Instructions to follow ->
Quote the listing below in its entirety, omitting every image.

━━━ Records for this exercise

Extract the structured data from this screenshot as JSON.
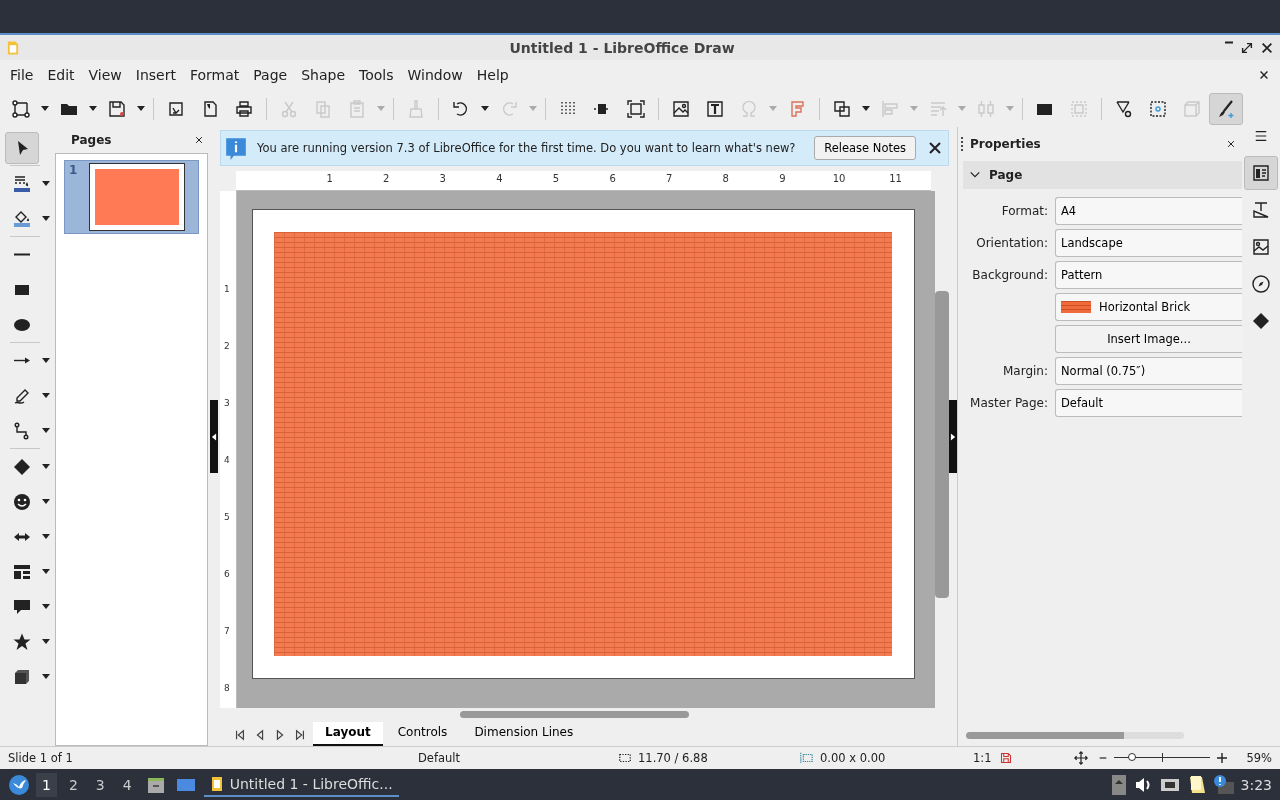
{
  "window": {
    "title": "Untitled 1 - LibreOffice Draw"
  },
  "menu": [
    "File",
    "Edit",
    "View",
    "Insert",
    "Format",
    "Page",
    "Shape",
    "Tools",
    "Window",
    "Help"
  ],
  "toolbar": [
    {
      "disabled": false,
      "selected": false
    },
    {
      "disabled": false,
      "selected": false
    },
    {
      "disabled": false,
      "selected": false
    },
    {
      "disabled": false,
      "selected": false
    },
    {
      "disabled": false,
      "selected": false
    },
    {
      "disabled": false,
      "selected": false
    },
    {
      "disabled": true,
      "selected": false
    },
    {
      "disabled": true,
      "selected": false
    },
    {
      "disabled": true,
      "selected": false
    },
    {
      "disabled": true,
      "selected": false
    },
    {
      "disabled": false,
      "selected": false
    },
    {
      "disabled": true,
      "selected": false
    },
    {
      "disabled": false,
      "selected": false
    },
    {
      "disabled": false,
      "selected": false
    },
    {
      "disabled": false,
      "selected": false
    },
    {
      "disabled": false,
      "selected": false
    },
    {
      "disabled": false,
      "selected": false
    },
    {
      "disabled": true,
      "selected": false
    },
    {
      "disabled": false,
      "selected": false
    },
    {
      "disabled": false,
      "selected": false
    },
    {
      "disabled": true,
      "selected": false
    },
    {
      "disabled": true,
      "selected": false
    },
    {
      "disabled": true,
      "selected": false
    },
    {
      "disabled": false,
      "selected": false
    },
    {
      "disabled": true,
      "selected": false
    },
    {
      "disabled": false,
      "selected": false
    },
    {
      "disabled": false,
      "selected": false
    },
    {
      "disabled": true,
      "selected": false
    },
    {
      "disabled": false,
      "selected": true
    }
  ],
  "drawing_toolbar": [
    {
      "selected": true
    },
    {
      "selected": false
    },
    {
      "selected": false
    },
    {
      "selected": false
    },
    {
      "selected": false
    },
    {
      "selected": false
    },
    {
      "selected": false
    },
    {
      "selected": false
    },
    {
      "selected": false
    },
    {
      "selected": false
    },
    {
      "selected": false
    },
    {
      "selected": false
    },
    {
      "selected": false
    },
    {
      "selected": false
    },
    {
      "selected": false
    },
    {
      "selected": false
    }
  ],
  "pages_panel": {
    "title": "Pages",
    "pages": [
      {
        "number": "1",
        "selected": true
      }
    ]
  },
  "infobar": {
    "message": "You are running version 7.3 of LibreOffice for the first time. Do you want to learn what's new?",
    "button": "Release Notes"
  },
  "ruler": {
    "horizontal": [
      "1",
      "2",
      "3",
      "4",
      "5",
      "6",
      "7",
      "8",
      "9",
      "10",
      "11"
    ],
    "vertical": [
      "1",
      "2",
      "3",
      "4",
      "5",
      "6",
      "7",
      "8"
    ]
  },
  "layer_tabs": [
    {
      "label": "Layout",
      "selected": true
    },
    {
      "label": "Controls",
      "selected": false
    },
    {
      "label": "Dimension Lines",
      "selected": false
    }
  ],
  "properties": {
    "title": "Properties",
    "section": "Page",
    "expanded": true,
    "fields": [
      {
        "kind": "select",
        "label": "Format:",
        "value": "A4"
      },
      {
        "kind": "select",
        "label": "Orientation:",
        "value": "Landscape"
      },
      {
        "kind": "select",
        "label": "Background:",
        "value": "Pattern"
      },
      {
        "kind": "swatch",
        "value": "Horizontal Brick"
      },
      {
        "kind": "button",
        "value": "Insert Image..."
      },
      {
        "kind": "select",
        "label": "Margin:",
        "value": "Normal (0.75″)"
      },
      {
        "kind": "select",
        "label": "Master Page:",
        "value": "Default"
      }
    ]
  },
  "sidebar_tabs": [
    {
      "selected": true
    },
    {
      "selected": false
    },
    {
      "selected": false
    },
    {
      "selected": false
    },
    {
      "selected": false
    }
  ],
  "status_bar": {
    "slide": "Slide 1 of 1",
    "master": "Default",
    "position": "11.70 / 6.88",
    "size": "0.00 x 0.00",
    "scale": "1:1",
    "zoom_slider": {
      "level": 0.18
    },
    "zoom": "59%"
  },
  "taskbar": {
    "workspaces": [
      {
        "label": "1",
        "selected": true
      },
      {
        "label": "2",
        "selected": false
      },
      {
        "label": "3",
        "selected": false
      },
      {
        "label": "4",
        "selected": false
      }
    ],
    "task": "Untitled 1 - LibreOffic...",
    "clock": "3:23"
  }
}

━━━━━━

Task answer ->
Extract the structured data from this screenshot as JSON.
{
  "window": {
    "title": "Untitled 1 - LibreOffice Draw"
  },
  "menu": [
    "File",
    "Edit",
    "View",
    "Insert",
    "Format",
    "Page",
    "Shape",
    "Tools",
    "Window",
    "Help"
  ],
  "toolbar": [
    {
      "disabled": false,
      "selected": false
    },
    {
      "disabled": false,
      "selected": false
    },
    {
      "disabled": false,
      "selected": false
    },
    {
      "disabled": false,
      "selected": false
    },
    {
      "disabled": false,
      "selected": false
    },
    {
      "disabled": false,
      "selected": false
    },
    {
      "disabled": true,
      "selected": false
    },
    {
      "disabled": true,
      "selected": false
    },
    {
      "disabled": true,
      "selected": false
    },
    {
      "disabled": true,
      "selected": false
    },
    {
      "disabled": false,
      "selected": false
    },
    {
      "disabled": true,
      "selected": false
    },
    {
      "disabled": false,
      "selected": false
    },
    {
      "disabled": false,
      "selected": false
    },
    {
      "disabled": false,
      "selected": false
    },
    {
      "disabled": false,
      "selected": false
    },
    {
      "disabled": false,
      "selected": false
    },
    {
      "disabled": true,
      "selected": false
    },
    {
      "disabled": false,
      "selected": false
    },
    {
      "disabled": false,
      "selected": false
    },
    {
      "disabled": true,
      "selected": false
    },
    {
      "disabled": true,
      "selected": false
    },
    {
      "disabled": true,
      "selected": false
    },
    {
      "disabled": false,
      "selected": false
    },
    {
      "disabled": true,
      "selected": false
    },
    {
      "disabled": false,
      "selected": false
    },
    {
      "disabled": false,
      "selected": false
    },
    {
      "disabled": true,
      "selected": false
    },
    {
      "disabled": false,
      "selected": true
    }
  ],
  "drawing_toolbar": [
    {
      "selected": true
    },
    {
      "selected": false
    },
    {
      "selected": false
    },
    {
      "selected": false
    },
    {
      "selected": false
    },
    {
      "selected": false
    },
    {
      "selected": false
    },
    {
      "selected": false
    },
    {
      "selected": false
    },
    {
      "selected": false
    },
    {
      "selected": false
    },
    {
      "selected": false
    },
    {
      "selected": false
    },
    {
      "selected": false
    },
    {
      "selected": false
    },
    {
      "selected": false
    }
  ],
  "pages_panel": {
    "title": "Pages",
    "pages": [
      {
        "number": "1",
        "selected": true
      }
    ]
  },
  "infobar": {
    "message": "You are running version 7.3 of LibreOffice for the first time. Do you want to learn what's new?",
    "button": "Release Notes"
  },
  "ruler": {
    "horizontal": [
      "1",
      "2",
      "3",
      "4",
      "5",
      "6",
      "7",
      "8",
      "9",
      "10",
      "11"
    ],
    "vertical": [
      "1",
      "2",
      "3",
      "4",
      "5",
      "6",
      "7",
      "8"
    ]
  },
  "layer_tabs": [
    {
      "label": "Layout",
      "selected": true
    },
    {
      "label": "Controls",
      "selected": false
    },
    {
      "label": "Dimension Lines",
      "selected": false
    }
  ],
  "properties": {
    "title": "Properties",
    "section": "Page",
    "expanded": true,
    "fields": [
      {
        "kind": "select",
        "label": "Format:",
        "value": "A4"
      },
      {
        "kind": "select",
        "label": "Orientation:",
        "value": "Landscape"
      },
      {
        "kind": "select",
        "label": "Background:",
        "value": "Pattern"
      },
      {
        "kind": "swatch",
        "value": "Horizontal Brick"
      },
      {
        "kind": "button",
        "value": "Insert Image..."
      },
      {
        "kind": "select",
        "label": "Margin:",
        "value": "Normal (0.75″)"
      },
      {
        "kind": "select",
        "label": "Master Page:",
        "value": "Default"
      }
    ]
  },
  "sidebar_tabs": [
    {
      "selected": true
    },
    {
      "selected": false
    },
    {
      "selected": false
    },
    {
      "selected": false
    },
    {
      "selected": false
    }
  ],
  "status_bar": {
    "slide": "Slide 1 of 1",
    "master": "Default",
    "position": "11.70 / 6.88",
    "size": "0.00 x 0.00",
    "scale": "1:1",
    "zoom_slider": {
      "level": 0.18
    },
    "zoom": "59%"
  },
  "taskbar": {
    "workspaces": [
      {
        "label": "1",
        "selected": true
      },
      {
        "label": "2",
        "selected": false
      },
      {
        "label": "3",
        "selected": false
      },
      {
        "label": "4",
        "selected": false
      }
    ],
    "task": "Untitled 1 - LibreOffic...",
    "clock": "3:23"
  }
}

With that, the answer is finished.